Twelve-year-old Sam Goodman knows the holidays are going to be difficult when his dog knocks over the Hanukkah bush/Christmas tree. His Jewish father and Christian mother have never quite figured out how to celebrate both holidays, and when the tree goes down, their resentments, simmering for so long, boil over. His older sister and younger brother don't seem to have any solutions for the family's predicament; his best friend Avi seems to know who he is as he prepares for his Bar Mitzvah; his secret crush, Heather, knows who she is and who she wants to associate with.
Most Helpful Customer Reviews
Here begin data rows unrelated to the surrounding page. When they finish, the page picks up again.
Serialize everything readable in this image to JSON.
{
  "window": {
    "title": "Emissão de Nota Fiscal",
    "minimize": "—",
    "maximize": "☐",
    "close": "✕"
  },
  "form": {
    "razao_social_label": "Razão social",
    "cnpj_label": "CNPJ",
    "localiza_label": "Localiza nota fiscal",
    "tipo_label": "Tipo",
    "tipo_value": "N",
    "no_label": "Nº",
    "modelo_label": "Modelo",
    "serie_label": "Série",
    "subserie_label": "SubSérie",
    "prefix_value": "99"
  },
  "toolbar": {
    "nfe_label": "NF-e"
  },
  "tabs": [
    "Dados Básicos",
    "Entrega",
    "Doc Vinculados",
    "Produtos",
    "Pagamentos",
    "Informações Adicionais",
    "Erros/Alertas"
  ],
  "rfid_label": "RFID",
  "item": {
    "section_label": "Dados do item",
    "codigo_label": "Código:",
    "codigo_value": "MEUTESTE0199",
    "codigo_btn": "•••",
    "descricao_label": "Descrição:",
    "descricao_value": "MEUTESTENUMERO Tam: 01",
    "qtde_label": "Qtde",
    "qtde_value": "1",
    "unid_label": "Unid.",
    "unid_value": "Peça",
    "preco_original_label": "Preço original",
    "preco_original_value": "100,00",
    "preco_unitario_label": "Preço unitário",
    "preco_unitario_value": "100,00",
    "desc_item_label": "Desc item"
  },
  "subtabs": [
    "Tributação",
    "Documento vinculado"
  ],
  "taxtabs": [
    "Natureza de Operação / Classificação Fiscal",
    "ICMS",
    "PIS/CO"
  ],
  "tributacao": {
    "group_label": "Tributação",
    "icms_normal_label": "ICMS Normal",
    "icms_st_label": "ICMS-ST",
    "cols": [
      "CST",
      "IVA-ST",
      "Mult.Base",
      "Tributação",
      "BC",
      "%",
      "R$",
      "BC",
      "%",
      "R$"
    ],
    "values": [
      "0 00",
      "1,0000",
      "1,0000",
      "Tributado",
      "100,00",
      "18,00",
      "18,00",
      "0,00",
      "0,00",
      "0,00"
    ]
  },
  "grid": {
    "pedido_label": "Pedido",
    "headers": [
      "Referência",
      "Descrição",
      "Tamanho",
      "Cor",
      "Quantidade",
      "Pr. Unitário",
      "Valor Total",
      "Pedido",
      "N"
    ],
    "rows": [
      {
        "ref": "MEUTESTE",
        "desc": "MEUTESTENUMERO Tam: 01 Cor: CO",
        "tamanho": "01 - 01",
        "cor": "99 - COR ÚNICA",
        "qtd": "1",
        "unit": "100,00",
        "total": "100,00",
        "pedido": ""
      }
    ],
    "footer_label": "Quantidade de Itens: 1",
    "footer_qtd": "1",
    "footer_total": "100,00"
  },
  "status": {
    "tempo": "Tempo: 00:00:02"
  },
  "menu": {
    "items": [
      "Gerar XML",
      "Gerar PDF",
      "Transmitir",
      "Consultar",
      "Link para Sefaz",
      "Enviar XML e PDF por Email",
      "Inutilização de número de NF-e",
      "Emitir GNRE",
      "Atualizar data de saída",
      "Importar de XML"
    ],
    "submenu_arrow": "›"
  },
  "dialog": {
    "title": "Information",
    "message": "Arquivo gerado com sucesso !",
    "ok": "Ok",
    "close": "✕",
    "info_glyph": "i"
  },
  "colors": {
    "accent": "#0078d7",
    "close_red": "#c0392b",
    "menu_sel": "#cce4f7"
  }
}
Ages 8 and Up. When Sam¿s dog knocks over the ¿Hanukkah bush¿ ¿ his family¿s Christmas tree ¿ he knows that the holidays this year won¿t be the same. Because his mother is Episcopalian and his father is Jewish, Sam¿s family, which also includes an older sister and younger brother, have celebrated the holidays as a compromise. The absence of the Hanukkah bush this year, however, bring up dormant family tensions and cause Sam to think seriously for the first time about religion. At the same time, Sam has begun a Holocaust unit in school, gets his first girlfriend, and watches his best friend prepare for his bar mitzvah, all of which lead to reflections on God and his dual religious heritage. In this way, ¿Sam I Am¿ is slightly reminiscent of ¿Are You There God, It¿s Me Margaret.¿ Though it perhaps would have been better told in first person, the novel is a realistic and optimistic story.Sam is twelve and in the seventh grade, but I believe the audience for the novel is a few years younger. Recommended for upper elementary and public library collections.